…or should I say a few EUR more. This is what the Greek authorities must be wondering. Once again Greek worries weighed on equities and risk appetite as a whole. Although the saga is turning into one big yawn, markets have not had their fill with the bad news coming from this small eurozone economy. Talks between Greek officials, International Monetary Fund (IMF), European Central Bank (ECB) and European Union (EU) began yesterday but are expected to go on for several days or weeks until a joint text is issued on May 15, just days ahead of a EUR 8.5 billion bond redemption by Greece.
The talks have done nothing to prevent Greece’s bond yields moving higher, with the yield on 10-year bonds pushing well over 8% whilst the spread with Germany debt also blew out to over 500bps. The main fear in the market is that Greece will ultimately end up restructuring its debt. Moreover, contagion fears have dealt a blow to southern European sovereign CDS especially Portugal. It wasn’t plain sailing for German bonds either, with yesterday’s auction of EUR 3 billion of 30-year Bunds failing to sell the full amount.
Another casualty of ongoing Greece concerns is the EUR, with the currency under performing other majors and still on its path towards EUR/USD 1.3300 in the near term and onto 1.3150 after. EUR also looks vulnerable on the crosses and EUR/GBP in particular is one to watch, with the 28 January low around 0.86029 likely to be targeted over the near term. UK employment data gave some relief to GBP yesterday, with further direction coming from retail sales data today and the next televised leaders’ debate.
At some point the market will become fatigued with consensus beating earnings and the positive impact on equities will become less marked. This point is approaching but we’re not quite there yet. Apple, Morgan Stanley and Boeing did not disappoint, with earnings easily beating forecasts.
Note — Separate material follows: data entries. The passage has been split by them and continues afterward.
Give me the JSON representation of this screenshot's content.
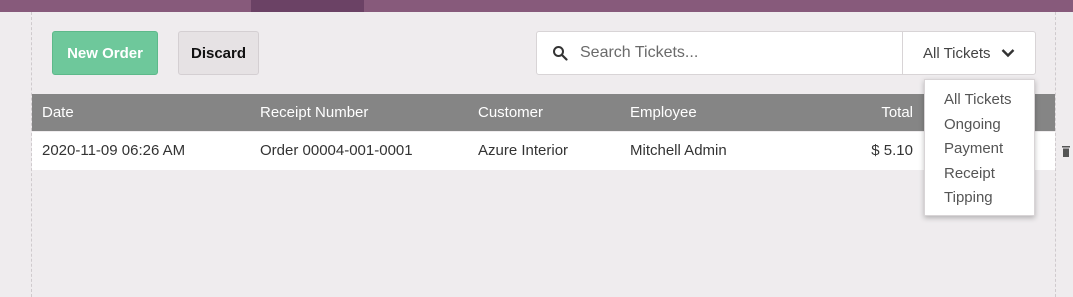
{
  "toolbar": {
    "new_order_label": "New Order",
    "discard_label": "Discard"
  },
  "search": {
    "placeholder": "Search Tickets..."
  },
  "filter": {
    "selected": "All Tickets",
    "options": [
      "All Tickets",
      "Ongoing",
      "Payment",
      "Receipt",
      "Tipping"
    ]
  },
  "table": {
    "headers": [
      "Date",
      "Receipt Number",
      "Customer",
      "Employee",
      "Total"
    ],
    "rows": [
      {
        "date": "2020-11-09 06:26 AM",
        "receipt": "Order 00004-001-0001",
        "customer": "Azure Interior",
        "employee": "Mitchell Admin",
        "total": "$ 5.10"
      }
    ]
  },
  "colors": {
    "brand": "#875a7b",
    "accent_green": "#6ec89b",
    "header_gray": "#858585",
    "background": "#efecee"
  }
}
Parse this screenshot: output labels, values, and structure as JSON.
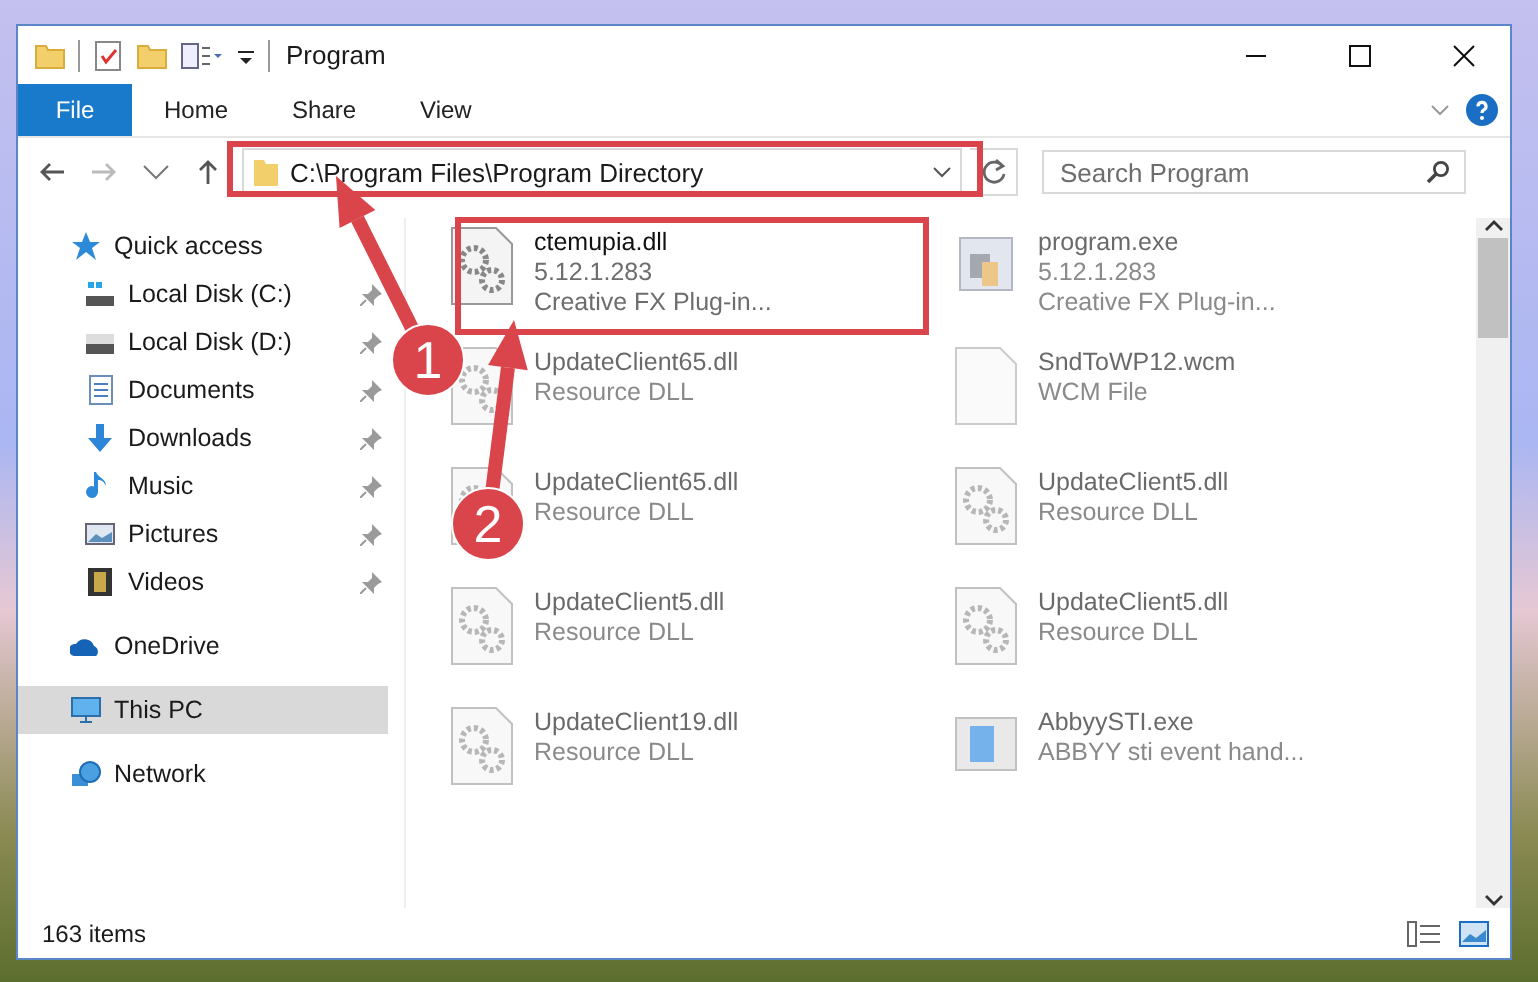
{
  "window": {
    "title": "Program"
  },
  "ribbon": {
    "tabs": [
      {
        "label": "File",
        "selected": true
      },
      {
        "label": "Home",
        "selected": false
      },
      {
        "label": "Share",
        "selected": false
      },
      {
        "label": "View",
        "selected": false
      }
    ]
  },
  "address": {
    "path": "C:\\Program Files\\Program Directory"
  },
  "search": {
    "placeholder": "Search Program"
  },
  "sidebar": {
    "items": [
      {
        "label": "Quick access",
        "selected": false,
        "children": [
          {
            "label": "Local Disk (C:)",
            "pinned": true
          },
          {
            "label": "Local Disk (D:)",
            "pinned": true
          },
          {
            "label": "Documents",
            "pinned": true
          },
          {
            "label": "Downloads",
            "pinned": true
          },
          {
            "label": "Music",
            "pinned": true
          },
          {
            "label": "Pictures",
            "pinned": true
          },
          {
            "label": "Videos",
            "pinned": true
          }
        ]
      },
      {
        "label": "OneDrive",
        "selected": false
      },
      {
        "label": "This PC",
        "selected": true
      },
      {
        "label": "Network",
        "selected": false
      }
    ]
  },
  "files": [
    {
      "kind": "dll",
      "name": "ctemupia.dll",
      "lines": [
        "5.12.1.283",
        "Creative FX Plug-in..."
      ],
      "dimmed": false
    },
    {
      "kind": "exe",
      "name": "program.exe",
      "lines": [
        "5.12.1.283",
        "Creative FX Plug-in..."
      ],
      "dimmed": true
    },
    {
      "kind": "dll",
      "name": "UpdateClient65.dll",
      "lines": [
        "Resource DLL"
      ],
      "dimmed": true
    },
    {
      "kind": "file",
      "name": "SndToWP12.wcm",
      "lines": [
        "WCM File"
      ],
      "dimmed": true
    },
    {
      "kind": "dll",
      "name": "UpdateClient65.dll",
      "lines": [
        "Resource DLL"
      ],
      "dimmed": true
    },
    {
      "kind": "dll",
      "name": "UpdateClient5.dll",
      "lines": [
        "Resource DLL"
      ],
      "dimmed": true
    },
    {
      "kind": "dll",
      "name": "UpdateClient5.dll",
      "lines": [
        "Resource DLL"
      ],
      "dimmed": true
    },
    {
      "kind": "dll",
      "name": "UpdateClient5.dll",
      "lines": [
        "Resource DLL"
      ],
      "dimmed": true
    },
    {
      "kind": "dll",
      "name": "UpdateClient19.dll",
      "lines": [
        "Resource DLL"
      ],
      "dimmed": true
    },
    {
      "kind": "app",
      "name": "AbbyySTI.exe",
      "lines": [
        "ABBYY sti event hand..."
      ],
      "dimmed": true
    }
  ],
  "status_bar": {
    "count": "163 items"
  },
  "annotations": [
    {
      "label": "1"
    },
    {
      "label": "2"
    }
  ]
}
Boeing’s earnings in particular helped industrials to be the best performing sector on the S&P 500 although the overall index closed marginally lower.
Earnings today include Amazon.com, American Express, Credit Suisse, Microsoft, Nokia, and PepsiCo. It is becoming plainly obvious that market expectations for earnings are too pessimistic but as noted above the positive market impact of good earnings is likely to wane.
On the data front, highlights include March existing home sales, jobless claims and Producer Price Index (PPI). There will be less focus on PPI given that the Consumer Price Index (CPI) over the month has already been released whilst claims are likely to resume a path lower following the jump over the past couple of weeks. Existing home sales are likely to post an impressive gain as indicated by firm pending home sales data.
Overall, it appears that risk appetite is creeping back into the market psyche but the ongoing battle between positive earnings/data versus European/Greek woes suggests that there will be no clear direction for markets. Improving risk appetite will ultimately win but current conditions will leave currencies trading within well worn ranges, with the exception of the underperforming EUR. In contrast the USD index is likely to remain supported, taking solace from positive data releases.